As to the first of these objects, the propagation of knowledge, it carefully avoids mixing in any theological or political discussion; and as to the second point, the nature of its labours is entirely different from that of other societies instituted for persons more enlightened.
“. It seeks to accomplish its object by employing all those means
which may tend to make the young people placed in the Schools
“Ist, Ordinary Members.
Every man may be admitted as a member of this Society, whatever may be the Christian sect of which he makes profession, or the rank he occupies in society. All those, whether male or female, who from the distance of their habitations, or for other reasons, are incapacitated from becoming ordinary members, are without exception admitted as subscribers, provided the annual contribution be not less than one ducat of Holland.
“Corresponding members may be chosen from persons who in- habit some very distant place, where particular reasons prevent
the establishment of a department. These persons are charged · with the admission of new members, and with all the duties required from directors of the departments. Honorary members are exempted from contributions: they may consist of such Instructors who make use of the Society's elementary and other books in their schools, and of those who have introduced into their colleges the method of instruction which it has proposed. There are besides other honorary members, who enjoy the same rights as ordinary members.
“All these members are divided into many departments, which bear the names of the places where the assemblies are held. The number of departments in the different countries of Holland is 16. The number of members amounts to more than 6,300.
“Every department is free and independent, as well in regard to the holding of assemblies, the sum of contributions, the arrangements, the useful undertakings, and the mode of admission of members, as to the discourses pronounced in the assemblies, provided that these discourses favour the views of the Society.

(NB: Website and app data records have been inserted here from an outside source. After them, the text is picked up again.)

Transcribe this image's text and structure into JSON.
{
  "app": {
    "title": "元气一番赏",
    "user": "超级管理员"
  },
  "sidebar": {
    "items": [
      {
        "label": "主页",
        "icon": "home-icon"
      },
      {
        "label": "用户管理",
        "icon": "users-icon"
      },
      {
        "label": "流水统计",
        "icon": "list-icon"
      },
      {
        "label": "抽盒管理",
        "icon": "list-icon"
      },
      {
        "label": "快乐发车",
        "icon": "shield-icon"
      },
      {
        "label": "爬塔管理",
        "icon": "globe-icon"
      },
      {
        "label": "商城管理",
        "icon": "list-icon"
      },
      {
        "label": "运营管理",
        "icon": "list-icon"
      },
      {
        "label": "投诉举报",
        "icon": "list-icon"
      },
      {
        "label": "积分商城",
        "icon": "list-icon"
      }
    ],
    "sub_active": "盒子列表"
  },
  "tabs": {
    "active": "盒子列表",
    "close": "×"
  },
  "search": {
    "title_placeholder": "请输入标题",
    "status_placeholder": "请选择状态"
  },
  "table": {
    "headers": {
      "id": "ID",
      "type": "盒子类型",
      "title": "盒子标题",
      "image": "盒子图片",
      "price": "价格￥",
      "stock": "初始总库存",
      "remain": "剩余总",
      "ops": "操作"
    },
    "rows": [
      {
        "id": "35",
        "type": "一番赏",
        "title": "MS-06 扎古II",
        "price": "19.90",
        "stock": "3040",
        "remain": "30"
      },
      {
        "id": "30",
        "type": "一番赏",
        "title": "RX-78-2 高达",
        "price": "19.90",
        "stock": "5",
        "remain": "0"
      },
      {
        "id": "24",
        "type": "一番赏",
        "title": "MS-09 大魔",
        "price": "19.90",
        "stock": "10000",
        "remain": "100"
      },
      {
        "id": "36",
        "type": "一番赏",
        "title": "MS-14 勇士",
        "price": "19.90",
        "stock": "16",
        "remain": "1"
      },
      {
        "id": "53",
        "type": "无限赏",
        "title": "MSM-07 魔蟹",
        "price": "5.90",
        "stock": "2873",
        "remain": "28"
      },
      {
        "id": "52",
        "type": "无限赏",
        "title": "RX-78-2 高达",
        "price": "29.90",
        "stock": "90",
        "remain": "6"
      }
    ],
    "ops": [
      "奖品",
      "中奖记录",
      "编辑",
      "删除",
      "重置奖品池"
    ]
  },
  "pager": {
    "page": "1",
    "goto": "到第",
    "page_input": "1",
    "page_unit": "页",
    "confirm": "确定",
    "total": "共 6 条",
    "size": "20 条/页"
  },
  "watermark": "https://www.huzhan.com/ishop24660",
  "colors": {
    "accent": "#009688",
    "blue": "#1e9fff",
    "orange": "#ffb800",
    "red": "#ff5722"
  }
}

“ The departments which have erected Schools at their own expense enjoy the right of using the vignettes of the Society in the prizes which are distributed to the scholars. Every department